* [To do]
Each line below that contains the word "glyph" must be copied.
____________
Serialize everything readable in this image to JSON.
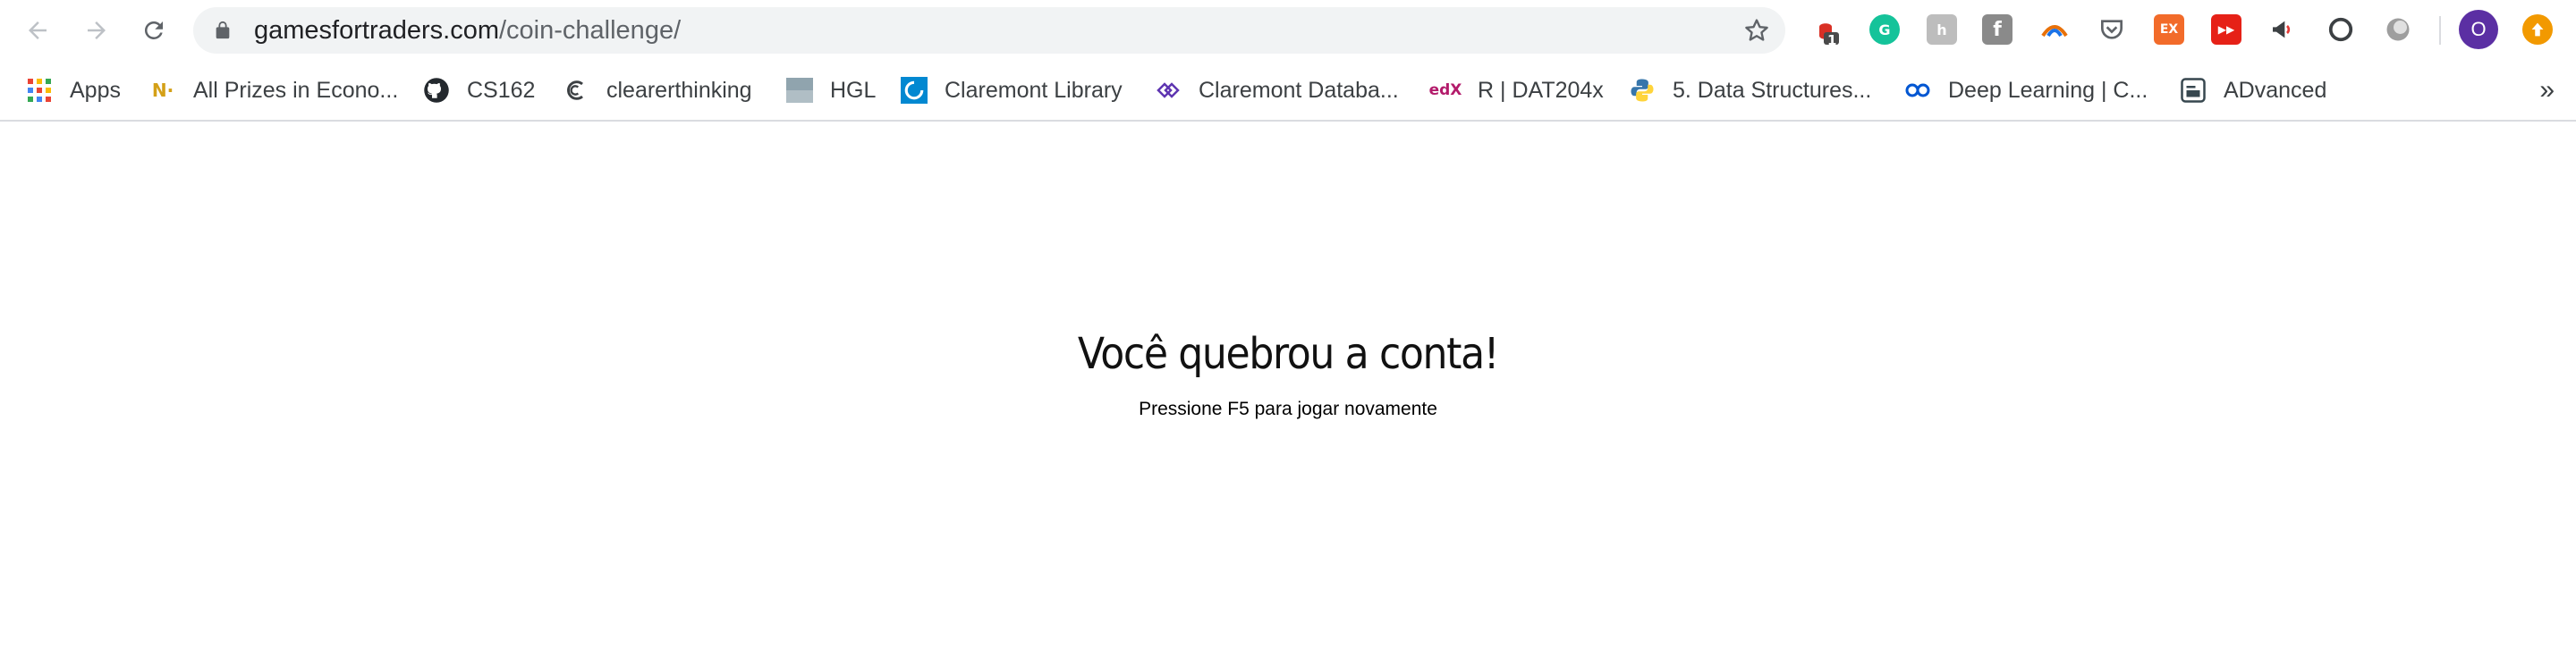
{
  "browser": {
    "url_domain": "gamesfortraders.com",
    "url_path": "/coin-challenge/",
    "extensions": [
      {
        "name": "Adblock",
        "badge": "1",
        "color": "#d93025"
      },
      {
        "name": "Grammarly",
        "glyph": "G",
        "color": "#15c39a"
      },
      {
        "name": "Hunter",
        "glyph": "h",
        "color": "#bdbdbd"
      },
      {
        "name": "Facebook",
        "glyph": "f",
        "color": "#8a8a8a"
      },
      {
        "name": "Pocket",
        "glyph": "",
        "color": "#5f6368"
      },
      {
        "name": "EX",
        "glyph": "EX",
        "color": "#f26b2a"
      },
      {
        "name": "YouTube",
        "glyph": "▶▶",
        "color": "#e62117"
      }
    ],
    "profile_initial": "O"
  },
  "bookmarks": [
    {
      "label": "Apps",
      "icon": "apps-grid-icon"
    },
    {
      "label": "All Prizes in Econo...",
      "icon": "n-icon",
      "glyph": "N·",
      "color": "#d4a017"
    },
    {
      "label": "CS162",
      "icon": "github-icon"
    },
    {
      "label": "clearerthinking",
      "icon": "clearerthinking-icon"
    },
    {
      "label": "HGL",
      "icon": "hgl-icon"
    },
    {
      "label": "Claremont Library",
      "icon": "claremont-library-icon"
    },
    {
      "label": "Claremont Databa...",
      "icon": "claremont-database-icon"
    },
    {
      "label": "R | DAT204x",
      "icon": "edx-icon",
      "glyph": "edX"
    },
    {
      "label": "5. Data Structures...",
      "icon": "python-icon"
    },
    {
      "label": "Deep Learning | C...",
      "icon": "coursera-icon"
    },
    {
      "label": "ADvanced",
      "icon": "advanced-icon"
    }
  ],
  "overflow_label": "»",
  "page": {
    "title": "Você quebrou a conta!",
    "subtitle": "Pressione F5 para jogar novamente"
  }
}
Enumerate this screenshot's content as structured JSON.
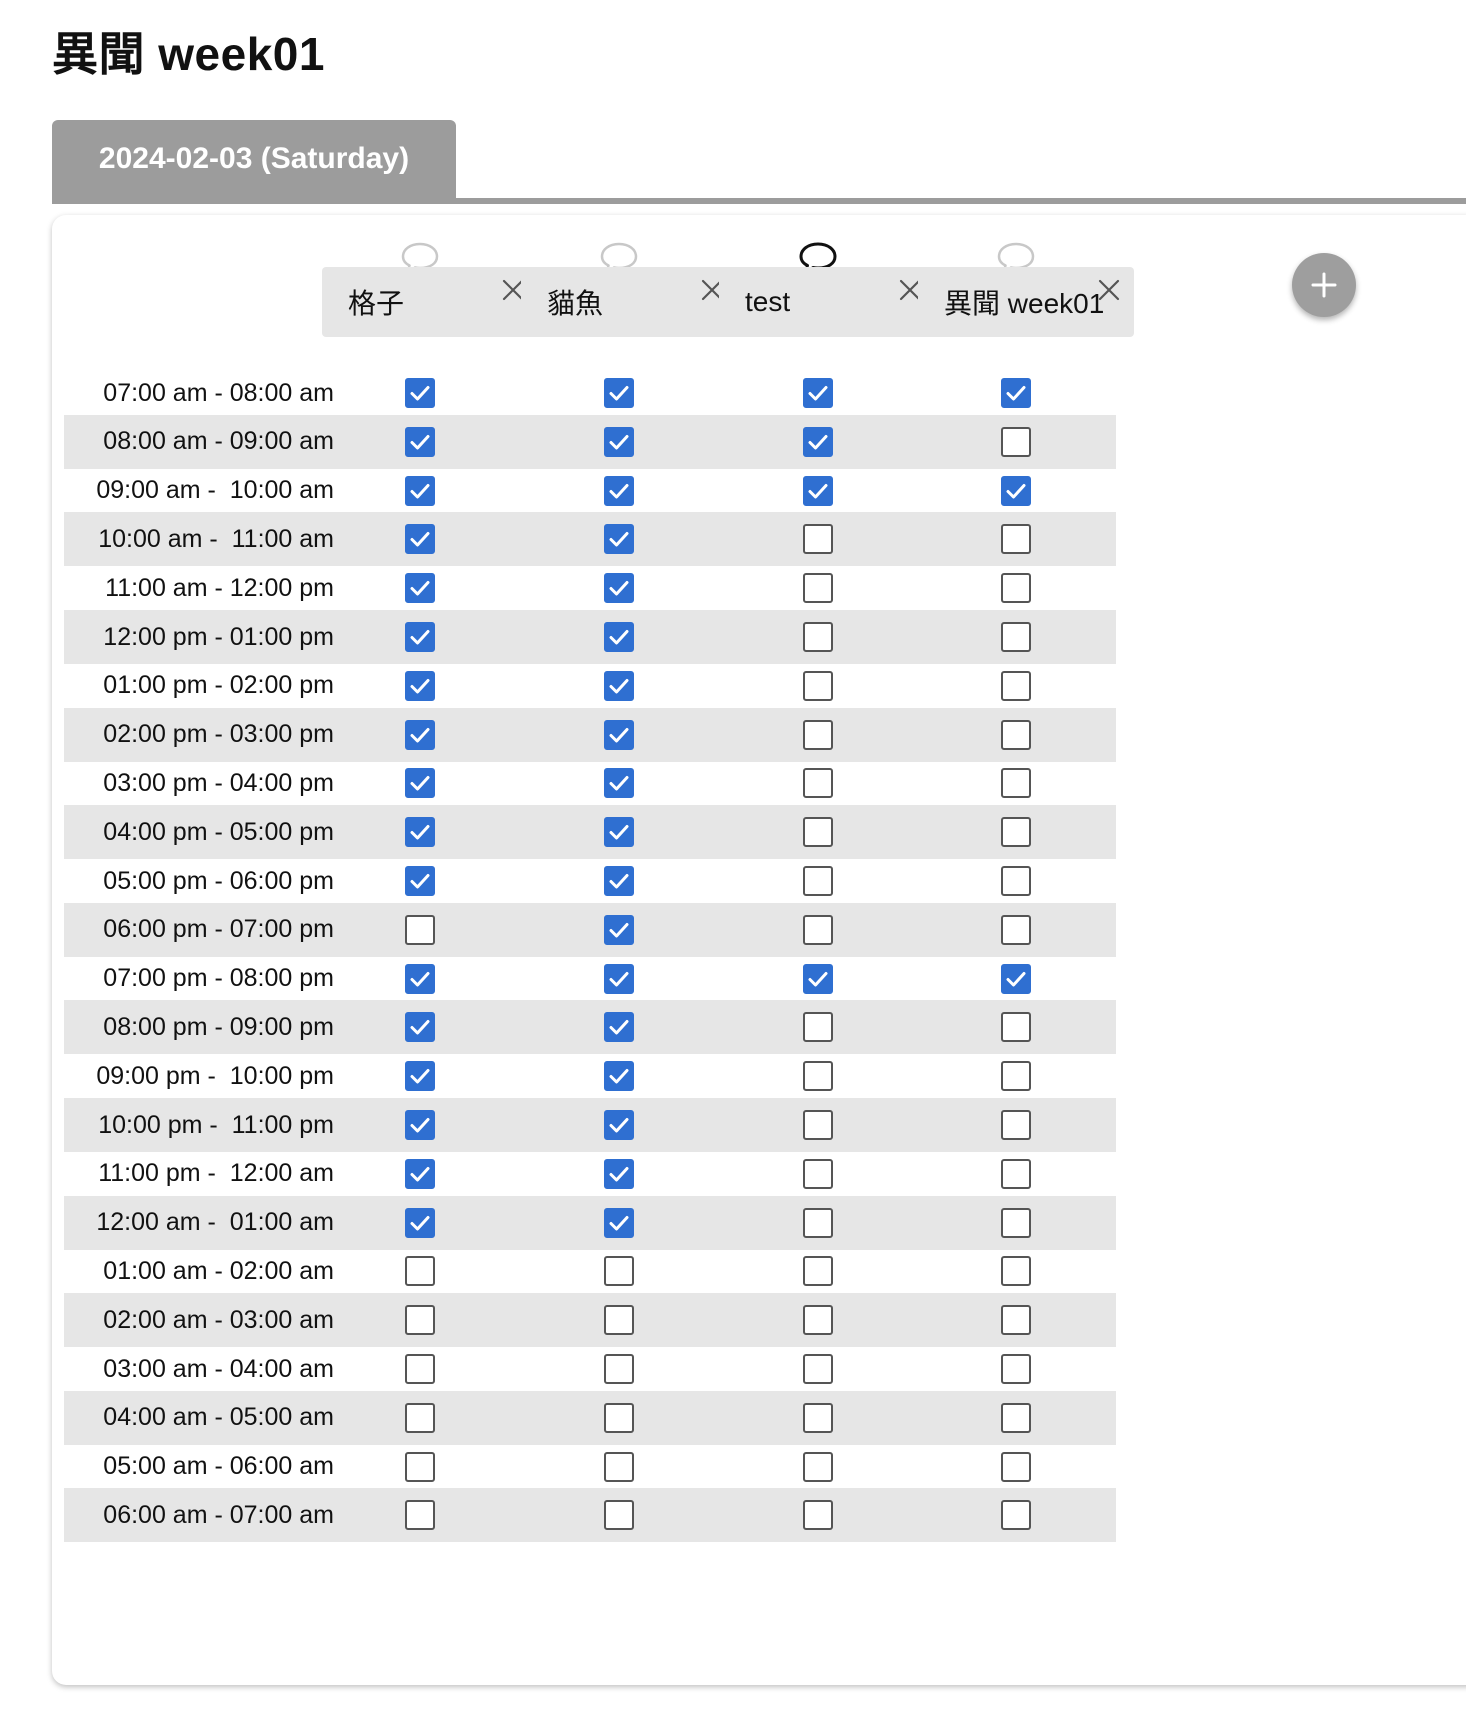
{
  "page": {
    "title": "異聞 week01"
  },
  "tabs": [
    {
      "label": "2024-02-03 (Saturday)",
      "active": true
    }
  ],
  "colors": {
    "checked": "#2f6fd1",
    "tab": "#9c9c9c",
    "stripe": "#e6e6e6",
    "header_cell": "#e6e6e6"
  },
  "columns": [
    {
      "name": "格子",
      "comment_icon": "comment-icon",
      "comment_active": false
    },
    {
      "name": "貓魚",
      "comment_icon": "comment-icon",
      "comment_active": false
    },
    {
      "name": "test",
      "comment_icon": "comment-icon",
      "comment_active": true
    },
    {
      "name": "異聞 week01",
      "comment_icon": "comment-icon",
      "comment_active": false
    }
  ],
  "add_button": {
    "icon": "plus-icon"
  },
  "rows": [
    {
      "time": "07:00 am - 08:00 am",
      "checks": [
        true,
        true,
        true,
        true
      ]
    },
    {
      "time": "08:00 am - 09:00 am",
      "checks": [
        true,
        true,
        true,
        false
      ]
    },
    {
      "time": "09:00 am -  10:00 am",
      "checks": [
        true,
        true,
        true,
        true
      ]
    },
    {
      "time": "10:00 am -  11:00 am",
      "checks": [
        true,
        true,
        false,
        false
      ]
    },
    {
      "time": "11:00 am - 12:00 pm",
      "checks": [
        true,
        true,
        false,
        false
      ]
    },
    {
      "time": "12:00 pm - 01:00 pm",
      "checks": [
        true,
        true,
        false,
        false
      ]
    },
    {
      "time": "01:00 pm - 02:00 pm",
      "checks": [
        true,
        true,
        false,
        false
      ]
    },
    {
      "time": "02:00 pm - 03:00 pm",
      "checks": [
        true,
        true,
        false,
        false
      ]
    },
    {
      "time": "03:00 pm - 04:00 pm",
      "checks": [
        true,
        true,
        false,
        false
      ]
    },
    {
      "time": "04:00 pm - 05:00 pm",
      "checks": [
        true,
        true,
        false,
        false
      ]
    },
    {
      "time": "05:00 pm - 06:00 pm",
      "checks": [
        true,
        true,
        false,
        false
      ]
    },
    {
      "time": "06:00 pm - 07:00 pm",
      "checks": [
        false,
        true,
        false,
        false
      ]
    },
    {
      "time": "07:00 pm - 08:00 pm",
      "checks": [
        true,
        true,
        true,
        true
      ]
    },
    {
      "time": "08:00 pm - 09:00 pm",
      "checks": [
        true,
        true,
        false,
        false
      ]
    },
    {
      "time": "09:00 pm -  10:00 pm",
      "checks": [
        true,
        true,
        false,
        false
      ]
    },
    {
      "time": "10:00 pm -  11:00 pm",
      "checks": [
        true,
        true,
        false,
        false
      ]
    },
    {
      "time": "11:00 pm -  12:00 am",
      "checks": [
        true,
        true,
        false,
        false
      ]
    },
    {
      "time": "12:00 am -  01:00 am",
      "checks": [
        true,
        true,
        false,
        false
      ]
    },
    {
      "time": "01:00 am - 02:00 am",
      "checks": [
        false,
        false,
        false,
        false
      ]
    },
    {
      "time": "02:00 am - 03:00 am",
      "checks": [
        false,
        false,
        false,
        false
      ]
    },
    {
      "time": "03:00 am - 04:00 am",
      "checks": [
        false,
        false,
        false,
        false
      ]
    },
    {
      "time": "04:00 am - 05:00 am",
      "checks": [
        false,
        false,
        false,
        false
      ]
    },
    {
      "time": "05:00 am - 06:00 am",
      "checks": [
        false,
        false,
        false,
        false
      ]
    },
    {
      "time": "06:00 am - 07:00 am",
      "checks": [
        false,
        false,
        false,
        false
      ]
    }
  ]
}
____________
* [Solution to the problem]
        "glyph": "G",
        "glyph": "h",
        "glyph": "f",
        "glyph": "",
        "glyph": "EX",
        "glyph": "▶▶",
      "glyph": "N·",
      "glyph": "edX"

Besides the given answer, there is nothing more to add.